Within the data below, determine how many lines contain "illustration" and supply only that figure.

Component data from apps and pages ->
=-=-=

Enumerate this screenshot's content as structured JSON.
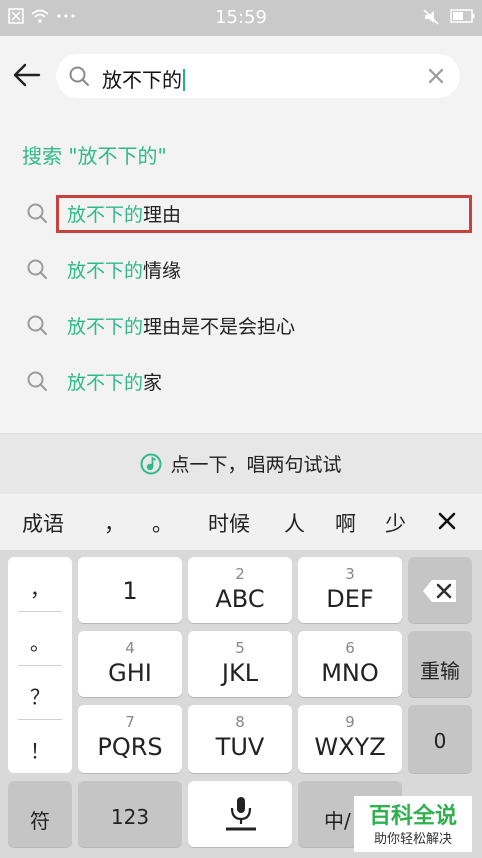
{
  "status_bar": {
    "time": "15:59"
  },
  "search": {
    "query": "放不下的"
  },
  "search_suggestion": "搜索 \"放不下的\"",
  "suggestions": [
    {
      "highlight": "放不下的",
      "rest": "理由",
      "selected": true
    },
    {
      "highlight": "放不下的",
      "rest": "情缘"
    },
    {
      "highlight": "放不下的",
      "rest": "理由是不是会担心"
    },
    {
      "highlight": "放不下的",
      "rest": "家"
    }
  ],
  "voice_prompt": "点一下，唱两句试试",
  "candidates": [
    "成语",
    "，",
    "。",
    "时候",
    "人",
    "啊",
    "少"
  ],
  "keyboard": {
    "punctuation": [
      "，",
      "。",
      "？",
      "！"
    ],
    "keys": [
      {
        "num": "",
        "label": "1"
      },
      {
        "num": "2",
        "label": "ABC"
      },
      {
        "num": "3",
        "label": "DEF"
      },
      {
        "num": "4",
        "label": "GHI"
      },
      {
        "num": "5",
        "label": "JKL"
      },
      {
        "num": "6",
        "label": "MNO"
      },
      {
        "num": "7",
        "label": "PQRS"
      },
      {
        "num": "8",
        "label": "TUV"
      },
      {
        "num": "9",
        "label": "WXYZ"
      }
    ],
    "reinput": "重输",
    "zero": "0",
    "symbol": "符",
    "numbers": "123",
    "lang_switch": "中/"
  },
  "watermark": {
    "main": "百科全说",
    "sub": "助你轻松解决"
  },
  "colors": {
    "accent": "#2fb98c",
    "selection_border": "#c9413b",
    "statusbar_bg": "#c9c9c9"
  }
}
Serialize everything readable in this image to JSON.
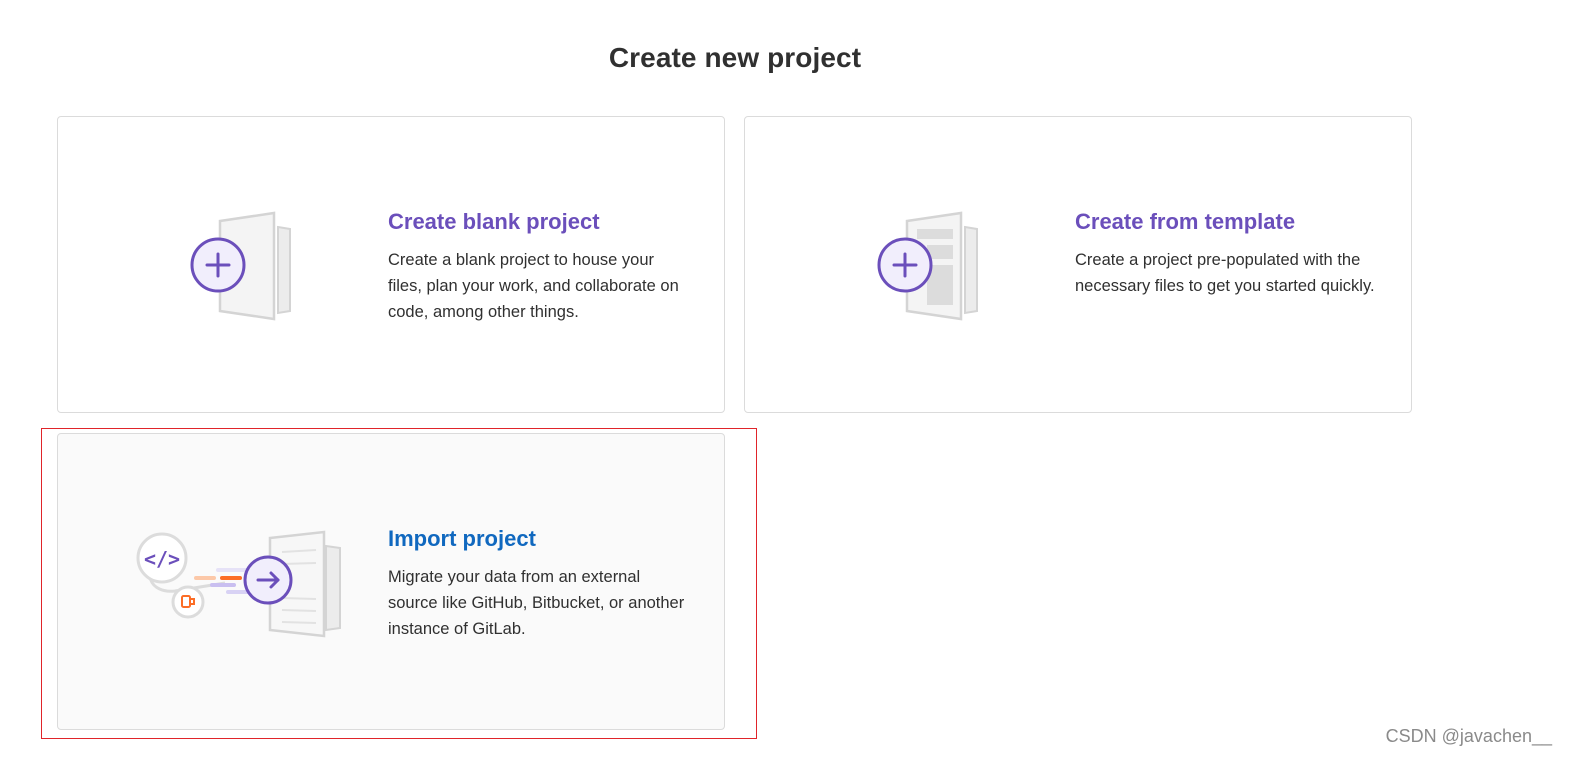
{
  "page": {
    "title": "Create new project"
  },
  "cards": {
    "blank": {
      "heading": "Create blank project",
      "description": "Create a blank project to house your files, plan your work, and collaborate on code, among other things.",
      "icon": "blank-project-illustration"
    },
    "template": {
      "heading": "Create from template",
      "description": "Create a project pre-populated with the necessary files to get you started quickly.",
      "icon": "template-project-illustration"
    },
    "import": {
      "heading": "Import project",
      "description": "Migrate your data from an external source like GitHub, Bitbucket, or another instance of GitLab.",
      "icon": "import-project-illustration"
    }
  },
  "watermark": "CSDN @javachen__",
  "colors": {
    "heading_purple": "#6b4fbb",
    "heading_blue": "#1068bf",
    "highlight_red": "#e0242a",
    "border": "#dbdbdb"
  }
}
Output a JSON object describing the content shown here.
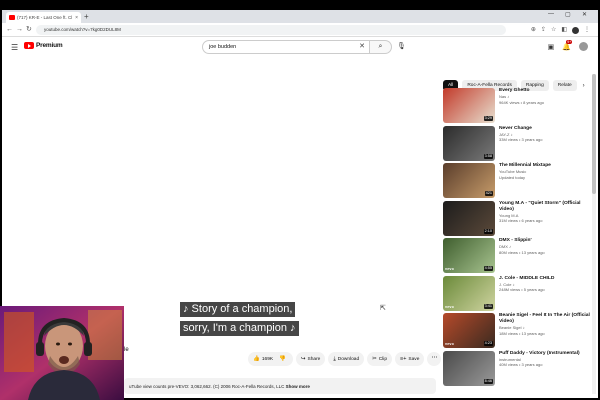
{
  "browser": {
    "tab_title": "(717) KR-E - Last One ft. Cl",
    "tab_close": "×",
    "new_tab": "+",
    "url": "youtube.com/watch?v=7kg0D2DUL8M",
    "win_min": "—",
    "win_max": "▢",
    "win_close": "✕"
  },
  "youtube": {
    "logo_text": "Premium",
    "search_value": "joe budden",
    "notif_count": "9+"
  },
  "player": {
    "subtitle_line1": "♪ Story of a champion,",
    "subtitle_line2": "sorry, I'm a champion ♪"
  },
  "video": {
    "left_fragment": "le",
    "like_count": "169K",
    "share_label": "Share",
    "download_label": "Download",
    "clip_label": "Clip",
    "save_label": "Save",
    "description": "uTube view counts pre-VEVO: 3,062,662. (C) 2006 Roc-A-Fella Records, LLC",
    "show_more": "Show more"
  },
  "chips": [
    "All",
    "Roc-A-Fella Records",
    "Rapping",
    "Relate"
  ],
  "recommendations": [
    {
      "title": "Every Ghetto",
      "channel": "Nas ♪",
      "views": "964K views • 8 years ago",
      "duration": "3:29",
      "colors": [
        "#c23a2a",
        "#e8e0d0"
      ]
    },
    {
      "title": "Never Change",
      "channel": "JAY-Z ♪",
      "views": "33M views • 3 years ago",
      "duration": "3:58",
      "colors": [
        "#2b2b2b",
        "#7a7a7a"
      ]
    },
    {
      "title": "The Millennial Mixtape",
      "channel": "YouTube Music",
      "views": "Updated today",
      "duration": "421",
      "colors": [
        "#5a3d2b",
        "#c79c6a"
      ]
    },
    {
      "title": "Young M.A - \"Quiet Storm\" (Official Video)",
      "channel": "Young M.A",
      "views": "31M views • 6 years ago",
      "duration": "2:10",
      "colors": [
        "#1c1c1c",
        "#5c4a3a"
      ]
    },
    {
      "title": "DMX - Slippin'",
      "channel": "DMX ♪",
      "views": "80M views • 13 years ago",
      "duration": "4:55",
      "colors": [
        "#3f5e2e",
        "#a8c490"
      ]
    },
    {
      "title": "J. Cole - MIDDLE CHILD",
      "channel": "J. Cole ♪",
      "views": "248M views • 5 years ago",
      "duration": "3:41",
      "colors": [
        "#6b8a3a",
        "#cfd4a0"
      ]
    },
    {
      "title": "Beanie Sigel - Feel It In The Air (Official Video)",
      "channel": "Beanie Sigel ♪",
      "views": "18M views • 13 years ago",
      "duration": "4:23",
      "colors": [
        "#b64a2a",
        "#3a2a20"
      ]
    },
    {
      "title": "Puff Daddy - Victory (Instrumental)",
      "channel": "instrumental",
      "views": "40M views • 3 years ago",
      "duration": "8:46",
      "colors": [
        "#4a4a4a",
        "#9a9a9a"
      ]
    }
  ],
  "colors": {
    "yt_red": "#ff0000",
    "chip_active": "#0f0f0f",
    "pill_bg": "#f2f2f2"
  }
}
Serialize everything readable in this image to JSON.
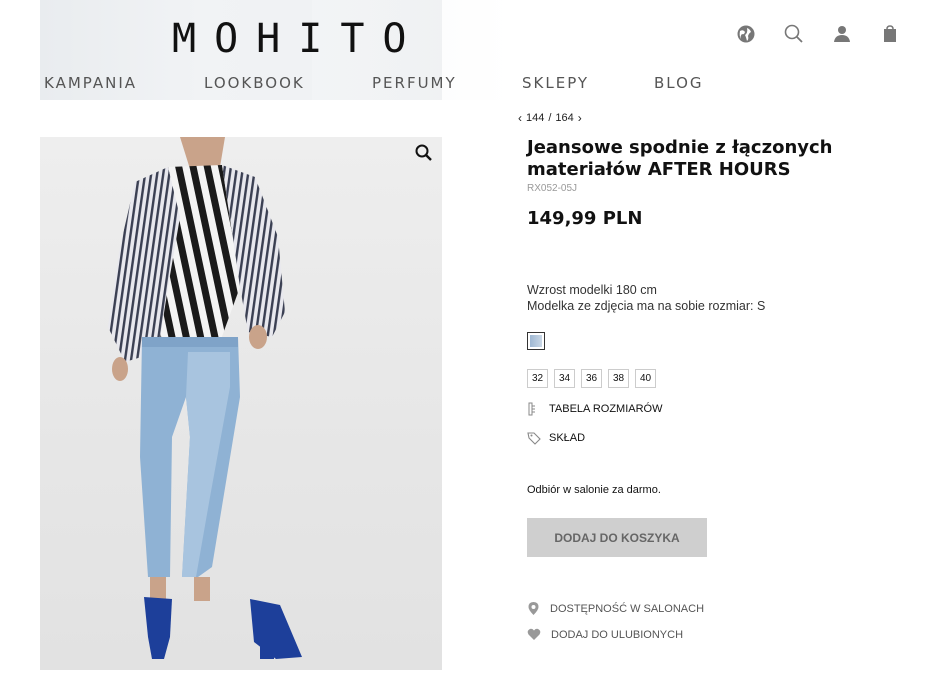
{
  "header": {
    "logo": "MOHITO",
    "nav": [
      "KAMPANIA",
      "LOOKBOOK",
      "PERFUMY",
      "SKLEPY",
      "BLOG"
    ],
    "icons": [
      "globe-icon",
      "search-icon",
      "account-icon",
      "bag-icon"
    ]
  },
  "pager": {
    "current": "144",
    "total": "164",
    "separator": "/"
  },
  "product": {
    "title": "Jeansowe spodnie z łączonych materiałów AFTER HOURS",
    "sku": "RX052-05J",
    "price": "149,99 PLN",
    "model_height": "Wzrost modelki 180 cm",
    "model_size": "Modelka ze zdjęcia ma na sobie rozmiar: S",
    "sizes": [
      "32",
      "34",
      "36",
      "38",
      "40"
    ],
    "size_table": "TABELA ROZMIARÓW",
    "composition": "SKŁAD",
    "pickup": "Odbiór w salonie za darmo.",
    "add_to_cart": "DODAJ DO KOSZYKA",
    "availability": "DOSTĘPNOŚĆ W SALONACH",
    "favorites": "DODAJ DO ULUBIONYCH"
  },
  "colors": {
    "accent_button": "#cfcfcf",
    "denim": "#8fb2d4",
    "sandal": "#1d3f9a"
  }
}
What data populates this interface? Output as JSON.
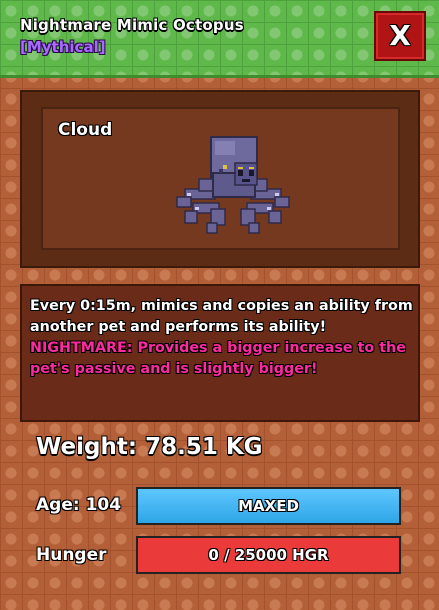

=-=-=

RESULT OF THIS EXERCISE -> 3